Nationwide, there are nearly 73,000 listings on the National Register, and the list includes districts, sites, buildings, structures, and objects that are significant in American history, architecture, archeology, engineering, and culture.
According to the Florida Department of State, there are 44 sites, buildings and districts listed on the National Register in Alachua County. For a listing of the sites in Alachua County, click here.
1. Recognition that a property is of significance to the Nation, the State, or the community.
2. Consideration in planning for Federal or federally assisted projects which could negatively affect a properties historic value.
3. Eligibility for Federal tax benefits: Owners of properties listed in the National Register may be eligible for a 20% investment tax credit for the certified rehabilitation of income-producing certified historic structures such as commercial, industrial, or rental residential buildings.
4. Qualification for Federal assistance for historic preservation, when funds are available.
Listing in the National Register does not, in itself, impose any obligation on the property owner, or restrict the owner's basic right to use and dispose of the property as he or she sees fit.
How to Apply the National Register Criteria for Evaluation
Generally, properties eligible for listing in the National Register are at least 50 years old. Properties less than 50 years of age must be exceptionally important to be considered eligible for listing.
The quality of significance in American history, architecture, archeology, engineering, and culture is present in districts, sites, buildings, structures, and objects that possess integrity of location, design, setting, materials, workmanship, feeling, and association, and:
A. That are associated with events that have made a significant contribution to the broad patterns of our history; or
B. That are associated with the lives of persons significant in our past; or
C. That embody the distinctive characteristics of a type, period, or method of construction, or that represent the work of a master, or that possess high artistic values, or that represent a significant and distinguishable entity whose components may lack individual distinction; or

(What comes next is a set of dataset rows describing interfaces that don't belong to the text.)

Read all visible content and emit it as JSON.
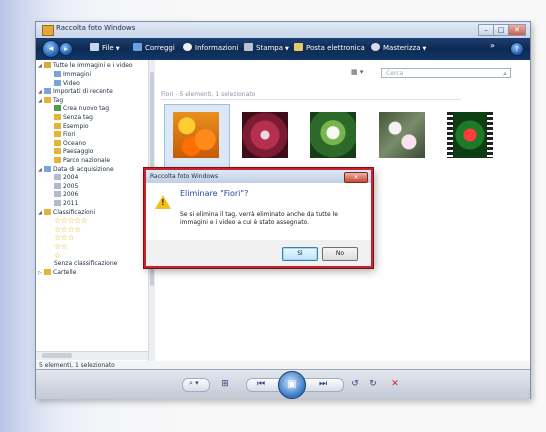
{
  "window": {
    "title": "Raccolta foto Windows"
  },
  "toolbar": {
    "file": "File",
    "correggi": "Correggi",
    "informazioni": "Informazioni",
    "stampa": "Stampa",
    "posta": "Posta elettronica",
    "masterizza": "Masterizza",
    "more": "»"
  },
  "sidebar": {
    "items": [
      {
        "label": "Tutte le immagini e i video",
        "indent": 0
      },
      {
        "label": "Immagini",
        "indent": 1
      },
      {
        "label": "Video",
        "indent": 1
      },
      {
        "label": "Importati di recente",
        "indent": 0
      },
      {
        "label": "Tag",
        "indent": 0
      },
      {
        "label": "Crea nuovo tag",
        "indent": 1
      },
      {
        "label": "Senza tag",
        "indent": 1
      },
      {
        "label": "Esempio",
        "indent": 1
      },
      {
        "label": "Fiori",
        "indent": 1
      },
      {
        "label": "Oceano",
        "indent": 1
      },
      {
        "label": "Paesaggio",
        "indent": 1
      },
      {
        "label": "Parco nazionale",
        "indent": 1
      },
      {
        "label": "Data di acquisizione",
        "indent": 0
      },
      {
        "label": "2004",
        "indent": 1
      },
      {
        "label": "2005",
        "indent": 1
      },
      {
        "label": "2006",
        "indent": 1
      },
      {
        "label": "2011",
        "indent": 1
      },
      {
        "label": "Classificazioni",
        "indent": 0
      }
    ],
    "ratings": [
      "☆☆☆☆☆",
      "☆☆☆☆",
      "☆☆☆",
      "☆☆",
      "☆"
    ],
    "no_rating": "Senza classificazione",
    "folders": "Cartelle"
  },
  "main": {
    "search_placeholder": "Cerca",
    "group_header": "Fiori - 5 elementi, 1 selezionato"
  },
  "status": {
    "text": "5 elementi, 1 selezionato"
  },
  "dialog": {
    "title": "Raccolta foto Windows",
    "heading": "Eliminare \"Fiori\"?",
    "message": "Se si elimina il tag, verrà eliminato anche da tutte le immagini e i video a cui è stato assegnato.",
    "yes": "Sì",
    "no": "No"
  }
}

D. That have yielded or may be likely to yield, information important in prehistory or history.
Ordinarily cemeteries, birthplaces, graves of historical figures, properties owned by religious institutions or used for religious purposes, structures that have been moved from their original locations, reconstructed historic buildings, properties primarily commemorative in nature, and properties that have achieved significance within the past 50 years shall not be considered eligible for the National Register. However, there are some exceptions.
The process varies from State to State depending on State workload, planning, and registration priorities, and the schedule of the review board. The process takes a minimum of 90 days to fulfill all of the review and notification requirements provided that a complete and fully documented nomination form has been completed for the property.
Upon submission to the National Park Service, a decision on whether to list the property is made within 45 days.